The British Admiralty Office (1795 - Present) or the United Kingdom Hydrographic Office refers to the Branch of the English government that is responsible for the command of the British Navy. In 1795 King George III created the United Kingdom Hydrographic Office, known in short as the U.K.H.O., to provide top notch nautical charts to the vast Royal Navy. Prior the founding of the Admiralty the surveying and creation of nautical charts was primarily a commercial venture wherein the cartographer himself, more of than not, actually financed the printing of his own material. The great navigator Cook himself is known to have scrambled for funds to publish his own seminal charts - the most important and advanced of the period. The system of privately funded nautical mapping and publishing left vast portions of the world uncharted and many excellent charts unpublished. King George III, responding significant loss in trade revenue related to shipwrecks and delay due to poor charts, recognized the need for an institutionalized government sponsored cartographic agency - the Admiralty. The first head of the Admiralty, a position known as Hydrographer, was the important cartographer Alexander Dalrymple. Dalrymple started by organizing and cataloging obtainable charts before initiating the laborious process of updating them and filling in the blanks. The first official Admiralty Chart appeared in 1800 and detailed Quiberon Bay in Brittany. By 1808 the position of Hydrographer fell to Captain Thomas Hurd. Hurd advocated the sale of Admiralty charts to the general public and, by the time he retired in 1829, had issued and published some 736 charts. Stewardship of the organization then passed to Rear Admiral Sir Francis Beaufort. It was under Beaufort's administration that the Admiralty truly developed as a "chart making" as opposed to a "chart cataloging" institution. Beaufort held his post from 1829 to 1854. In his 25 years at the Admiralty Beaufort created nearly 1500 new charts and sponsored countless surveying and scientific expeditions - including the 1831 to 1836 voyage of the H.M.S. Beagle. By 1855 the Admiralty's chart catalog listed some 1,981 charts. Learn More...

Arthur Mostyn Field (June 27, 1855 - July 3, 1950) was a senior officer in the Royal Navy and from 1904 - 1909 served as Hydrographer of the Navy.
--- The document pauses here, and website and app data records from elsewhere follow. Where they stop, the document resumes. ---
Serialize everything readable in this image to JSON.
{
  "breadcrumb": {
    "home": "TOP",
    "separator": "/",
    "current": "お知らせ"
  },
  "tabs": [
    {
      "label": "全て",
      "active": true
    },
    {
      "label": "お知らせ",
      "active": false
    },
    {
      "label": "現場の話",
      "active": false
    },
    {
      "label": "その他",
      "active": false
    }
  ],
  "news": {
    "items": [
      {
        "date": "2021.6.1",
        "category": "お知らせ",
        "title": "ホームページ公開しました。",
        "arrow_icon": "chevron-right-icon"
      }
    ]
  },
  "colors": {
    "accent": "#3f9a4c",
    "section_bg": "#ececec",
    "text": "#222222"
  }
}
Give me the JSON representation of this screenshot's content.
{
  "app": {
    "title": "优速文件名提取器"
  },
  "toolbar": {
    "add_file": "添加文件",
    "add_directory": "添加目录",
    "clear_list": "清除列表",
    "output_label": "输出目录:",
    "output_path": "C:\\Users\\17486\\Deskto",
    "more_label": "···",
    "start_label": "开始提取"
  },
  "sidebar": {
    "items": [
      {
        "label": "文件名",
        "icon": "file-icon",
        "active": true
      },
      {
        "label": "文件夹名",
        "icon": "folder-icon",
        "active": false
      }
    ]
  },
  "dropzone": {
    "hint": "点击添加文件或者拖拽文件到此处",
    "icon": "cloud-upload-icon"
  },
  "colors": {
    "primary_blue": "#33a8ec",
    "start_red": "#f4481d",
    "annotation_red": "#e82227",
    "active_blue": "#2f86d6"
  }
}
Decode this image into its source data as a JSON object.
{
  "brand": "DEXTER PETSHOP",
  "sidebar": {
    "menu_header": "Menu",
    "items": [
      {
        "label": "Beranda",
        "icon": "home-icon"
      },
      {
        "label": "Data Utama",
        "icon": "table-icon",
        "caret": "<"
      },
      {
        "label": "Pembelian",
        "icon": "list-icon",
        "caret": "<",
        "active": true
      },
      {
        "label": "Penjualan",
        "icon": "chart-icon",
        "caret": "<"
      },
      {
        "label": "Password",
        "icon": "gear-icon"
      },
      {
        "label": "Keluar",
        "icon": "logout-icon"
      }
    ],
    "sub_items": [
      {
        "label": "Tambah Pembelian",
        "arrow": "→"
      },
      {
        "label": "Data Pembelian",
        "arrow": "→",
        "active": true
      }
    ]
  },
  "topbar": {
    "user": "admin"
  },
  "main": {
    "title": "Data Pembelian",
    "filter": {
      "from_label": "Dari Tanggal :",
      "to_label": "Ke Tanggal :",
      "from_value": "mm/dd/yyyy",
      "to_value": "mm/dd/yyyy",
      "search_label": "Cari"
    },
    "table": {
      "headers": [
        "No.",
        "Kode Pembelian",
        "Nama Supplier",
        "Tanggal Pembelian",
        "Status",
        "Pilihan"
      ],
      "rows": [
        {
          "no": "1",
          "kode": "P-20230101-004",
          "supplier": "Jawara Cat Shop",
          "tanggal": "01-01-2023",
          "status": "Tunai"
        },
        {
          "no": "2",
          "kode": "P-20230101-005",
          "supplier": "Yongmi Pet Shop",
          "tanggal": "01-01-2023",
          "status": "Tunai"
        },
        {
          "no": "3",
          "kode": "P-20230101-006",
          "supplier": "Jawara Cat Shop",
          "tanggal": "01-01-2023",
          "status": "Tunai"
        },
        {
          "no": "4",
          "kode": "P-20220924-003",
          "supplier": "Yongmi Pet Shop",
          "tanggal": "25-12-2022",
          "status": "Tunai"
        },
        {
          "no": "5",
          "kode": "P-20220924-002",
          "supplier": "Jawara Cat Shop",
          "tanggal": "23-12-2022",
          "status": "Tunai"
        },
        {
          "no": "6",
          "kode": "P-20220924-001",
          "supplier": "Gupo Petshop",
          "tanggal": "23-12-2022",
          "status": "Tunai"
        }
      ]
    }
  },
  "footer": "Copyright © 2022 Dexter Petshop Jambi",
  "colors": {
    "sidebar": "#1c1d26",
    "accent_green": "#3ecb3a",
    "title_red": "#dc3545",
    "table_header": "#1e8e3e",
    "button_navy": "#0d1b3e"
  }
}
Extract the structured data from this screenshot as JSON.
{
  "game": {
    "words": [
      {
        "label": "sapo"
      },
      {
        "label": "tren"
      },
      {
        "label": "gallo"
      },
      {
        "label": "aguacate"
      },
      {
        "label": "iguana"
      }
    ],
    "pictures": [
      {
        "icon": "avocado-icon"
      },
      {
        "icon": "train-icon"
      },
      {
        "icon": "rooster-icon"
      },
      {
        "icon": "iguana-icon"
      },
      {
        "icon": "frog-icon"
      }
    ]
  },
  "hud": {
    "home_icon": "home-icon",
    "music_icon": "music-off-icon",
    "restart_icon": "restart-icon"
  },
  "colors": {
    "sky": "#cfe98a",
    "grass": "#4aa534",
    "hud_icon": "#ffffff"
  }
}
Born in Braybrooke, Field joined the Royal Navy in December 1868. He was promoted to lieutenant on October 15, 1875. In 1876, Field was appointed to the Fawn, a surveying ship captained by W.J.L. Wharton (who would become Hydrographer of the Navy in 1884). They undertook surveying missions in the Mediterranean, Red Sea, and off the east coast of Africa. Field remained with the Fawn until 1881, when he was assigned to survey the Oil River on the west coast of Africa. Field joined Wharton on the 1882 mission to survey the Straits of Magellan and the Rio de la Plata as his senior assistant. In 1885 Field received his first command, the HMS Dart, and spent more than the next four years surveying the coasts of Australia, including the Great Barrier Reefs and the coast of Queensland. These surveys were viewed very highly and his work off the coast of Australia earned him a promotion to Commander in June 1889. Field continued in his naval career, earning several shore and sea appointments. He was promoted to Captain on June 30, 1895, and commanded the HMS Penguin around Australia and the South Pacific, until 1898, when he was called back to home waters to conduct surveys. He succeeded W.J.L. Wharton as Hydrographer of the Navy in 1904 and served in that position until 1909. Field was promoted to Rear-Admiral in 1906 and to Vice-Admiral in 1910, when he was appointed Acting Conservator of the River Mersey, a position he held until 1930. Field died at the age of ninety-five on July 3, 1950. He married Laura Mary Hale in 1894, with whom he had one son, Thomas Mostyn Field, who followed his father into the Royal Navy and died aboard the HMS Queen Mary during the Battle of Jutland on May 31, 1916. Learn More...


Very good. Even overall toning. Exhibits light soiling.